CBD In Sport Series: Pain
Most athletes that put a lot of stress on their bodies have experienced persistent pain (Hainline et al. 2017). The most common form of pain relief used by athletes are over-the-counter pain relievers such as ibuprofen and voltaren. While these non-steroidal anti-inflammatory drugs (NSAIDs) are effective, long-term use can cause stomach ulcers, heart attacks or stroke, increased blood pressure, and worsening of asthma symptoms.
Of greater concern are the use of opioids such as tramadol that not only alleviate severe pain but also allows athletes such as cyclists to train and race better while remaining compliant with anti-doping rules. Opioids are highly addictive, and overdoses are responsible for a large number of deaths worldwide. Given the risks of NSAIDs and opioids, athletes are now considering CBD as a way of achieving safe pain relief and improved sports performance.
The experience of pain can either be from nociceptive or neuropathic origins. Nociceptive pain is the most common type that typically occurs with tissue damage (inflammatory pain). Neuropathic pain usually results from a lesion or disease in the sensory nervous system (Hainline et al. 2017) and is common among para-athletes with spinal cord injuries.

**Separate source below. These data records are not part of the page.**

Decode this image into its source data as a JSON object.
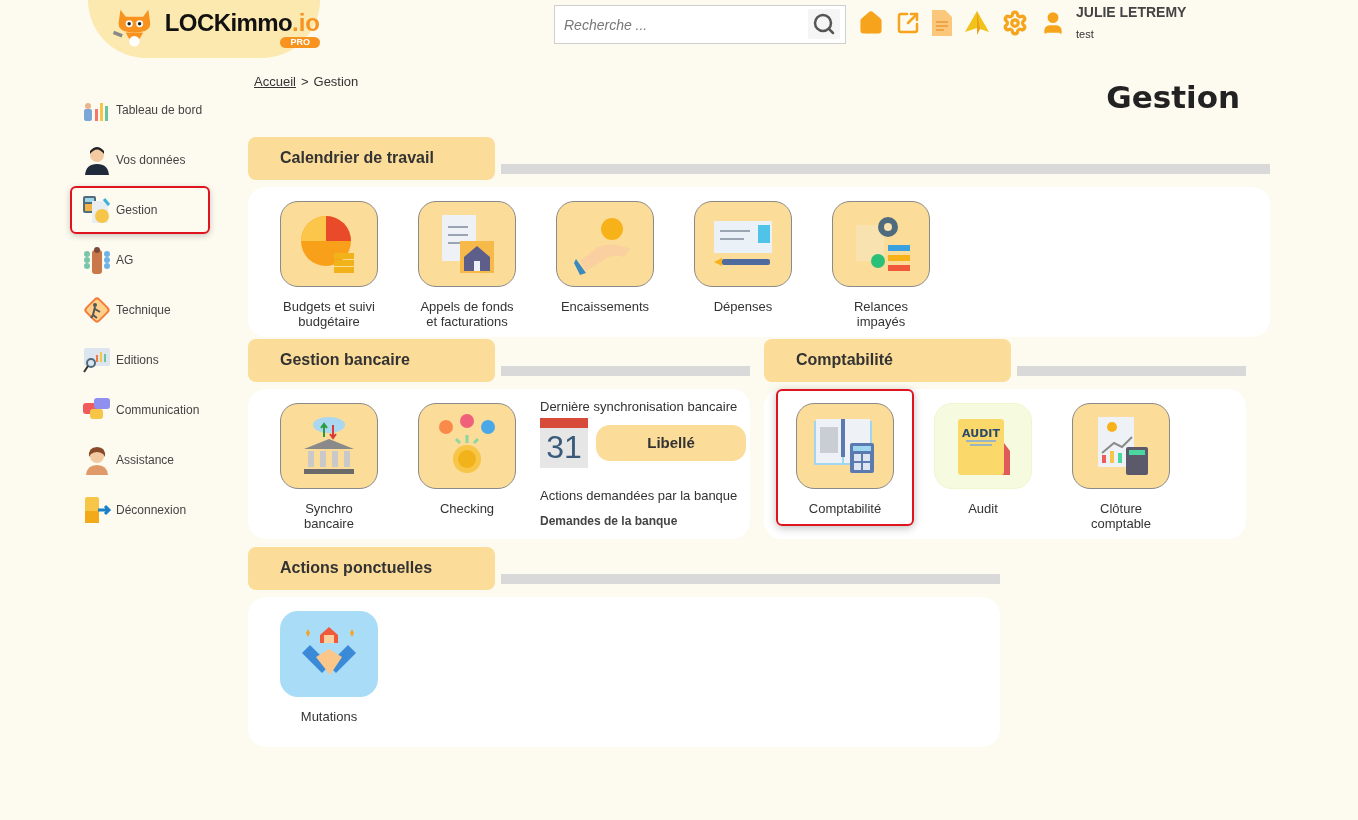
{
  "header": {
    "logo": {
      "name": "LOCKimmo",
      "suffix": ".io",
      "badge": "PRO"
    },
    "search": {
      "placeholder": "Recherche ..."
    },
    "user": {
      "name": "JULIE LETREMY",
      "subtitle": "test"
    }
  },
  "sidebar": {
    "items": [
      {
        "label": "Tableau de bord",
        "selected": false
      },
      {
        "label": "Vos données",
        "selected": false
      },
      {
        "label": "Gestion",
        "selected": true
      },
      {
        "label": "AG",
        "selected": false
      },
      {
        "label": "Technique",
        "selected": false
      },
      {
        "label": "Editions",
        "selected": false
      },
      {
        "label": "Communication",
        "selected": false
      },
      {
        "label": "Assistance",
        "selected": false
      },
      {
        "label": "Déconnexion",
        "selected": false
      }
    ]
  },
  "breadcrumb": {
    "link": "Accueil",
    "separator": ">",
    "current": "Gestion"
  },
  "page_title": "Gestion",
  "sections": [
    {
      "title": "Calendrier de travail",
      "tiles": [
        {
          "label": "Budgets et suivi budgétaire",
          "kind": "standard",
          "selected": false
        },
        {
          "label": "Appels de fonds et facturations",
          "kind": "standard",
          "selected": false
        },
        {
          "label": "Encaissements",
          "kind": "standard",
          "selected": false
        },
        {
          "label": "Dépenses",
          "kind": "standard",
          "selected": false
        },
        {
          "label": "Relances impayés",
          "kind": "standard",
          "selected": false
        }
      ]
    },
    {
      "title": "Gestion bancaire",
      "tiles": [
        {
          "label": "Synchro bancaire",
          "kind": "standard",
          "selected": false
        },
        {
          "label": "Checking",
          "kind": "standard",
          "selected": false
        }
      ],
      "sync": {
        "heading": "Dernière synchronisation bancaire",
        "calendar_day": "31",
        "button": "Libellé",
        "actions_heading": "Actions demandées par la banque",
        "actions_link": "Demandes de la banque"
      }
    },
    {
      "title": "Comptabilité",
      "tiles": [
        {
          "label": "Comptabilité",
          "kind": "standard",
          "selected": true
        },
        {
          "label": "Audit",
          "kind": "light",
          "selected": false,
          "icon_text": "AUDIT"
        },
        {
          "label": "Clôture comptable",
          "kind": "standard",
          "selected": false
        }
      ]
    },
    {
      "title": "Actions ponctuelles",
      "tiles": [
        {
          "label": "Mutations",
          "kind": "blue",
          "selected": false
        }
      ]
    }
  ]
}
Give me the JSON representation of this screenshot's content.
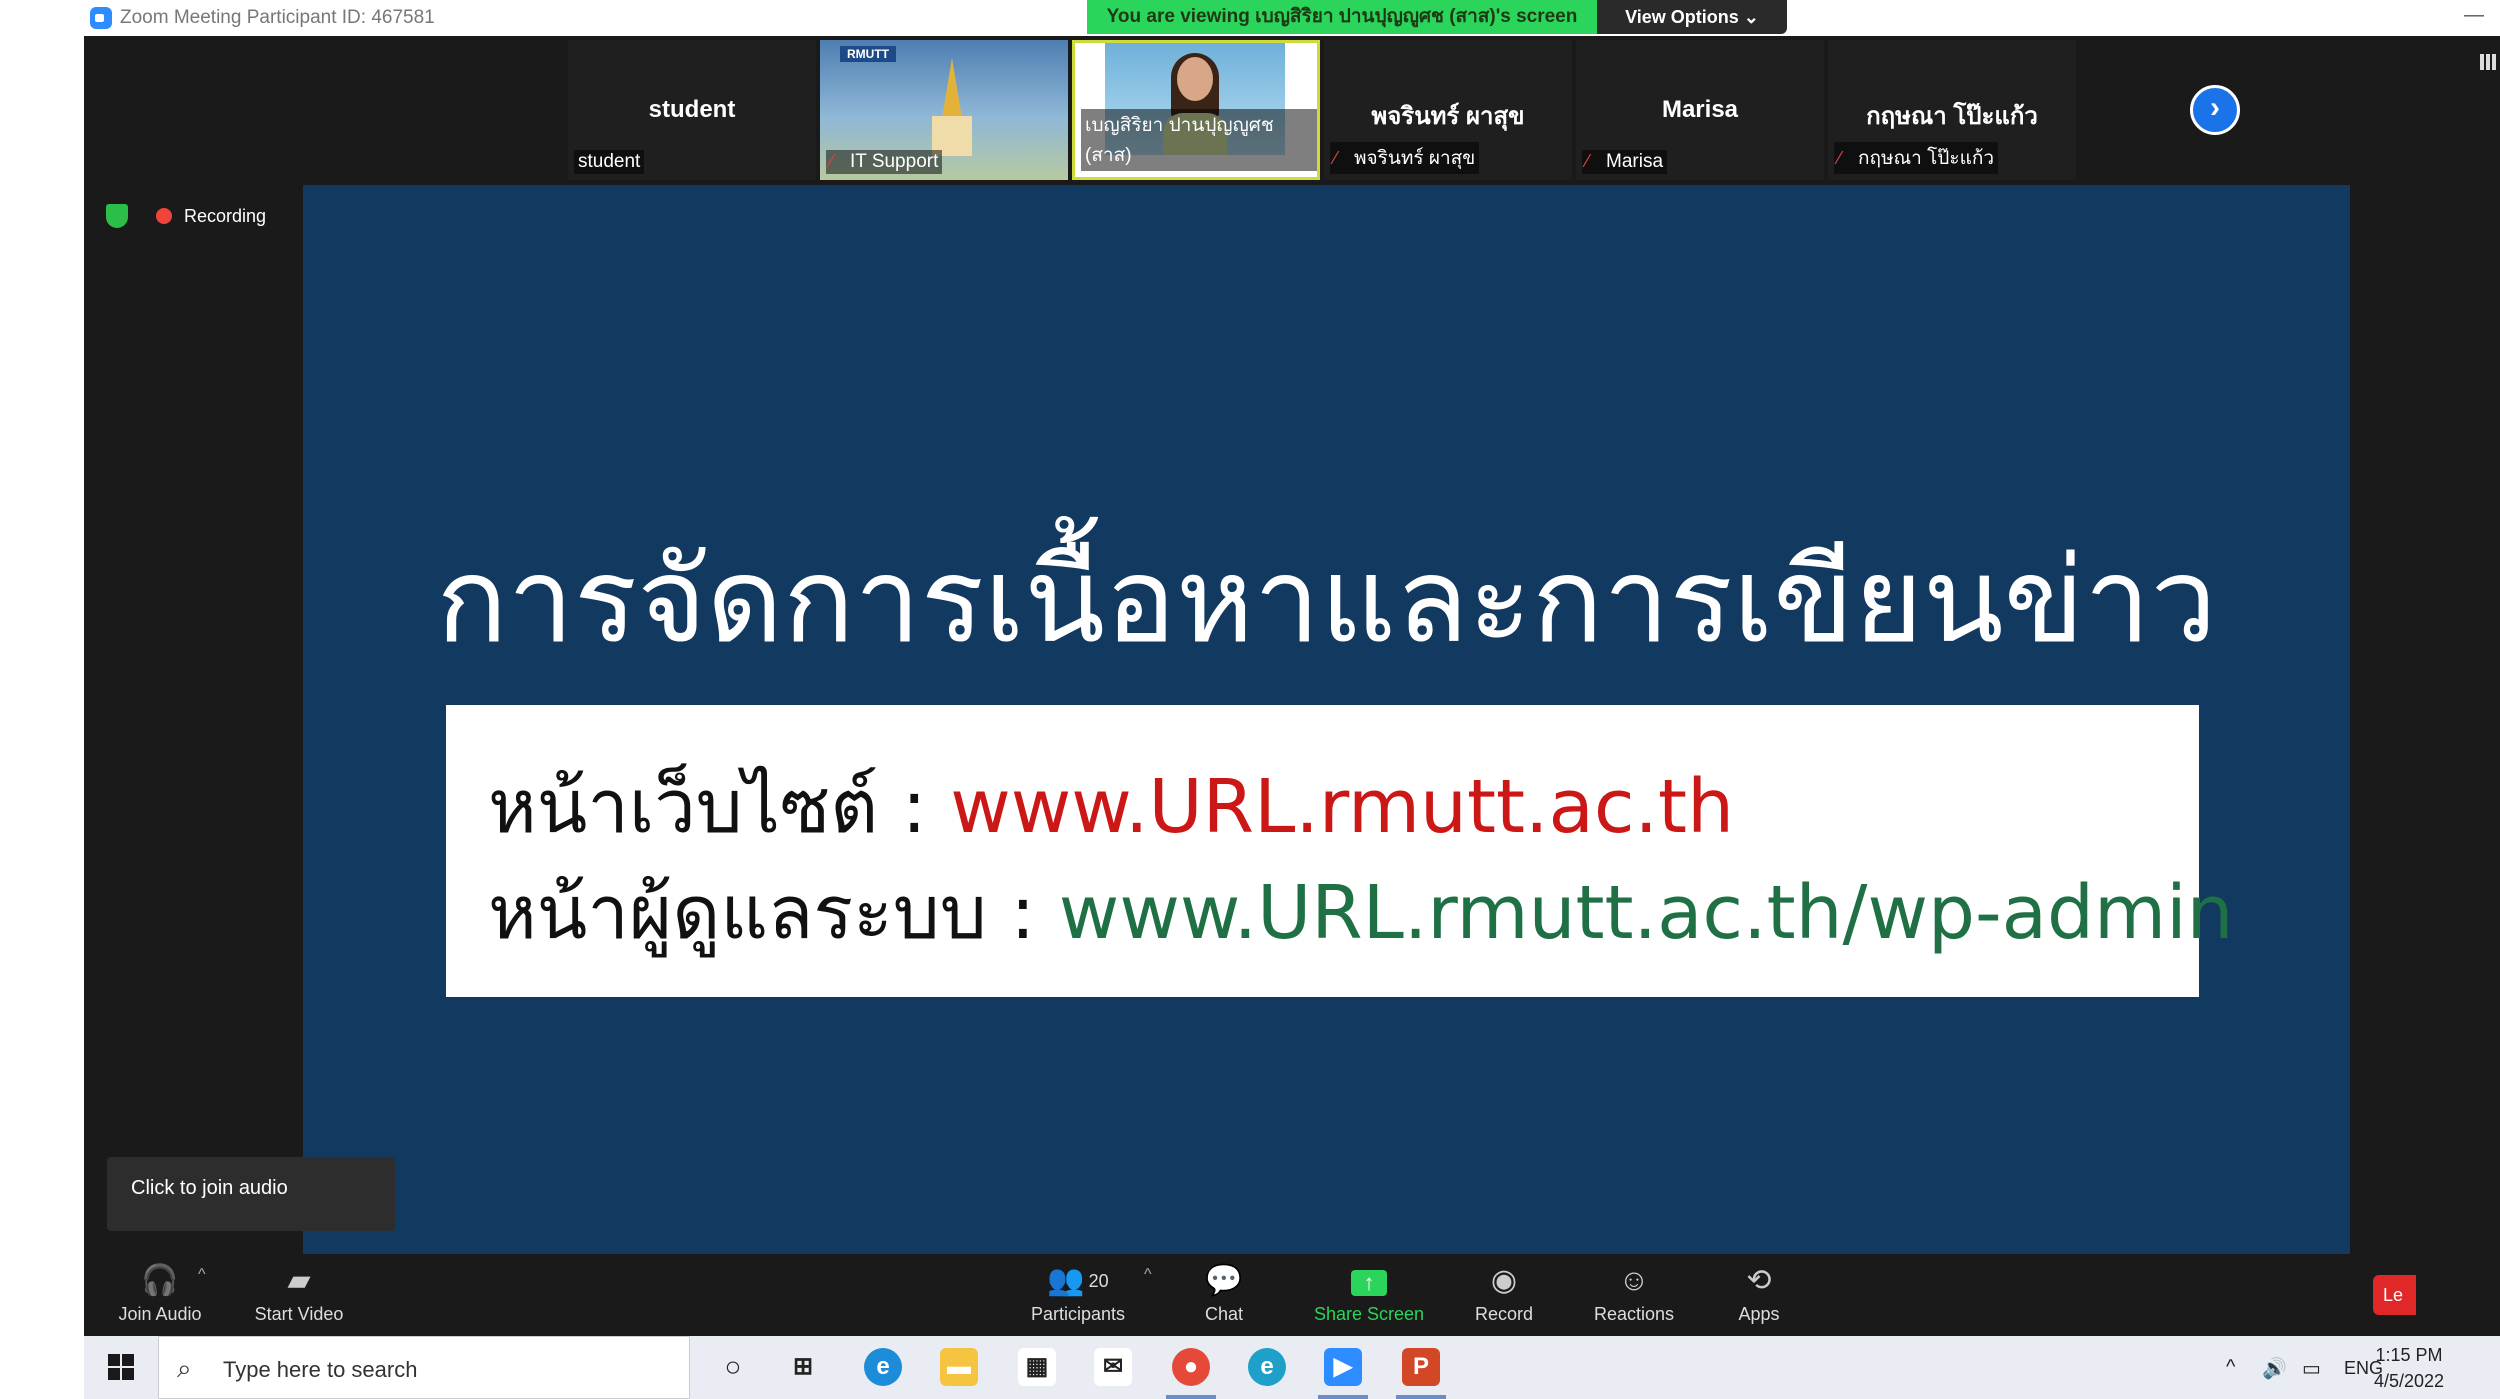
{
  "titlebar": {
    "title": "Zoom Meeting Participant ID: 467581",
    "viewing_banner": "You are viewing เบญสิริยา ปานปุญญูศช (สาส)'s screen",
    "view_options": "View Options ⌄"
  },
  "gallery": {
    "tiles": [
      {
        "name": "student",
        "label": "student"
      },
      {
        "label": "IT Support",
        "logo_text": "RMUTT"
      },
      {
        "label": "เบญสิริยา ปานปุญญูศช (สาส)"
      },
      {
        "name": "พจรินทร์ ผาสุข",
        "label": "พจรินทร์ ผาสุข"
      },
      {
        "name": "Marisa",
        "label": "Marisa"
      },
      {
        "name": "กฤษณา โป๊ะแก้ว",
        "label": "กฤษณา โป๊ะแก้ว"
      }
    ],
    "next_icon": "›"
  },
  "status": {
    "recording": "Recording"
  },
  "slide": {
    "title": "การจัดการเนื้อหาและการเขียนข่าว",
    "line1_label": "หน้าเว็บไซต์   : ",
    "line1_url": "www.URL.rmutt.ac.th",
    "line2_label": "หน้าผู้ดูแลระบบ : ",
    "line2_url": "www.URL.rmutt.ac.th/wp-admin",
    "bg_color": "#12395f"
  },
  "tooltip": {
    "text": "Click to join audio"
  },
  "toolbar": {
    "join_audio": "Join Audio",
    "start_video": "Start Video",
    "participants": "Participants",
    "participants_count": "20",
    "chat": "Chat",
    "share_screen": "Share Screen",
    "record": "Record",
    "reactions": "Reactions",
    "apps": "Apps",
    "leave": "Le"
  },
  "taskbar": {
    "search_placeholder": "Type here to search",
    "lang": "ENG",
    "time": "1:15 PM",
    "date": "4/5/2022"
  }
}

Athletes that have had surgery to treat an existing injury or are suffering from repetitive mechanical and/or inflammatory irritation of peripheral nerves (such as in endurance sports) may also experience neuropathic pain (Hainline et al. 2017).
Cannabidiol is known to reduce the pain response by blunting the activity of nociceptive receptor systems and the perception of pain (Burstein 2015). In the rodent model, it appears that CBD raises the level of anandamide activity (a compound in the body that stimulates CB1 receptors), along with altering pathways involved with nociceptive control (Maione et al. 2011). CBD has also been shown to significantly suppress chronic inflammatory and neuropathic pain, providing further support for its potential as a therapeutic agent (Xiong et al. 2012). The endocannabinoid system may also have an important role in tissue healing (Kozono et al. 2010), creating another exciting avenue for CBD to assist athletes with injury recovery.
In one of the few human trials to date on a large cohort of professional rugby players (517), the main reasons for using CBD were for improving recovery/pain (80%), with 68% of players reporting a perceived benefit (Kasper et al. 2020). These preliminary data are encouraging and certainly supported by anecdotal evidence from elite athletes currently using CBD to improve their performance.
In summary, the potential for CBD as an alternative to NSAIDs and opioids for pain management, together with tissue healing capabilities has significant beneficial health consequences for the professional and amateur athlete. It is acknowledged, however, that further clinical studies are needed to more clearly establish the potency of CBD as a therapeutic agent.
WRITTEN BY Dr. Nick Kimber
Burstein S. Cannabidiol (CBD) and its analogs: a review of their effects on inflammation. Bioorg Med Chem 23(7): 1377-85 (2015).
Hainline, B., Derman, W., Vernec, A., Budgett, R., Deie, M., Dvořák, J., Harle, C., Herring, S.A., McNamee, M., Meeuwisse, W., Lorimer Moseley, G., Omololu, B., Orchard, J., Pipe, A., Pluim, B.M., Ræder, J., Siebert, C., Stewart, M., Stuart, M., Turner, J.A., Ware, M., Zideman, D. & Engebretsen, L. International Olympic Committee consensus statement on pain management in elite athletes. Br J Sports Med. 51(17): 1245-1258 (2017).
Kasper A.,M., Sparks S.A., Hooks M., Skeer M., Webb B., Nia H., Morton J.P. & Close G.L. High Prevalence of Cannabidiol Use Within Male Professional Rugby Union and League Players: A Quest for Pain Relief and Enhanced Recovery. Int J Sport Nutr Exerc Metab 30: 1-8 (2020).
Kozono, S., Matsuyama, T., Biwasa, K.K., Kawahara, K., Nakajima, Y., Yoshimoto, T., Yonamine, Y., Kadomatsu, H., Tancharoen, S., Hashiguchi, T., Noguchi, K. & Maruyama, I. Involvement of the endocannabinoid system in periodontal healing. Biochem Biophys Res Commun. 394(4): 928-33 (2010).
Maione, S., Piscitelli, F., Gatta, L., Vita, D., De Petrocellis, L., Palazzo, E., de Novellis, V. & Di Marzo, V. Non-psychoactive cannabinoids modulate the descending pathway of antinociception in anaesthetized rats through several mechanisms of action. Br J Pharmacol. 162(3): 584-96 (2011).
Xiong, W., Cui, T., Cheng, K., Yang, F., Chen, S. R., Willenbring, D., Guan, Y., Pan, H. L., Ren, K., Xu, Y. & Zhang, L. Cannabinoids suppress inflammatory and neuropathic pain by targeting α3 glycine receptors. The Journal of experimental medicine 209(6): 1121–1134 (2012).